In commemoration of the 30-year anniversary of the fall of the Berlin Wall, an escape tunnel that was built underneath the wall to try and help residents in East Berlin escape to the West has opened to the public for the first time. The tunnel was built in late 1970, nine years after the Berlin Wall was built, by a group of East German dissidents who had themselves escaped to the West and wanted to help friends and family members escape as well. Unfortunately, they never managed to complete it. Right before they manage to finish, the tunnellers were caught and their work was partially destroyed, even though East German authorities had discovered what was going on prior through ultrasound technology.
"It's great to see that the battle for freedom was also taken underground," said Berlin Mayor Michael Müller. "One can authentically experience the courage of the women and men who tried to take people to freedom and resisted the East German regime." The tunnel is part of a larger exhibit that has been set up underground to showcase the history of the wall as well as other tunnels that were built during that time.
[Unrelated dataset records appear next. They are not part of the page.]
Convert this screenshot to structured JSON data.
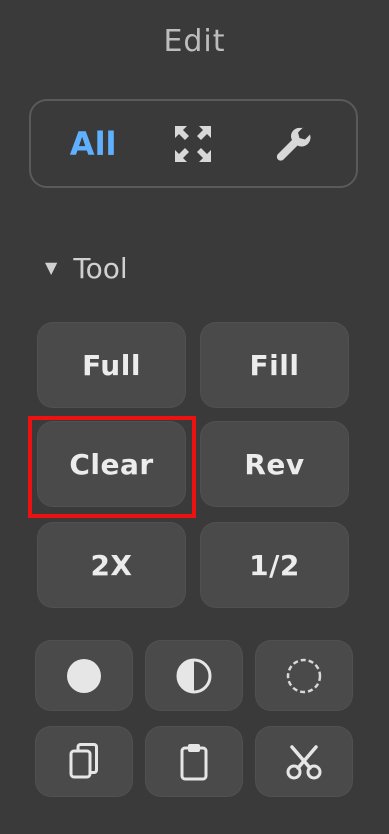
{
  "panel": {
    "title": "Edit",
    "segments": [
      {
        "label": "All",
        "icon": "text-label"
      },
      {
        "label": "",
        "icon": "expand-arrows-icon"
      },
      {
        "label": "",
        "icon": "wrench-icon"
      }
    ],
    "section_label": "Tool",
    "tool_buttons": [
      "Full",
      "Fill",
      "Clear",
      "Rev",
      "2X",
      "1/2"
    ],
    "icon_buttons": [
      "filled-circle-icon",
      "half-circle-icon",
      "dashed-circle-icon",
      "copy-icon",
      "clipboard-icon",
      "scissors-icon"
    ],
    "highlighted_button": "Clear",
    "colors": {
      "background": "#3a3a3a",
      "button": "#4a4a4a",
      "accent": "#5fb1ff",
      "highlight": "#ee1111"
    }
  }
}
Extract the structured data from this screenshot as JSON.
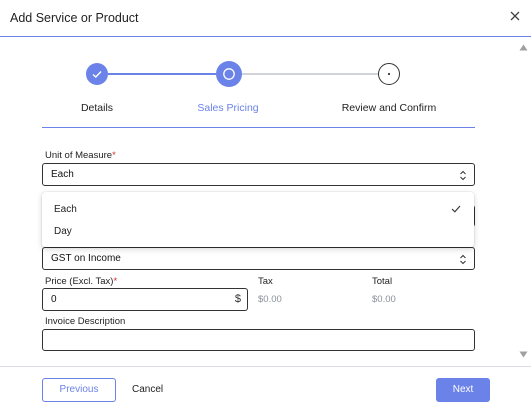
{
  "dialog": {
    "title": "Add Service or Product",
    "close_icon": "close-icon"
  },
  "stepper": {
    "steps": [
      {
        "label": "Details",
        "state": "completed"
      },
      {
        "label": "Sales Pricing",
        "state": "current"
      },
      {
        "label": "Review and Confirm",
        "state": "pending"
      }
    ]
  },
  "form": {
    "unit_of_measure": {
      "label": "Unit of Measure",
      "required_mark": "*",
      "value": "Each",
      "options": [
        {
          "label": "Each",
          "selected": true
        },
        {
          "label": "Day",
          "selected": false
        }
      ]
    },
    "tax_code": {
      "value": "GST on Income"
    },
    "price": {
      "label": "Price (Excl. Tax)",
      "required_mark": "*",
      "value": "0",
      "currency_symbol": "$"
    },
    "tax": {
      "label": "Tax",
      "value": "$0.00"
    },
    "total": {
      "label": "Total",
      "value": "$0.00"
    },
    "invoice_description": {
      "label": "Invoice Description",
      "value": ""
    }
  },
  "footer": {
    "previous_label": "Previous",
    "cancel_label": "Cancel",
    "next_label": "Next"
  },
  "colors": {
    "accent": "#6b82e8",
    "border": "#333333",
    "required": "#d32f2f",
    "muted": "#8a8f98"
  }
}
More than 70 where built under the wall in those 28 years when the wall was still standing, however, most of them failed, which is why only about 300 people managed to actually escape through tunnels to the West during that time.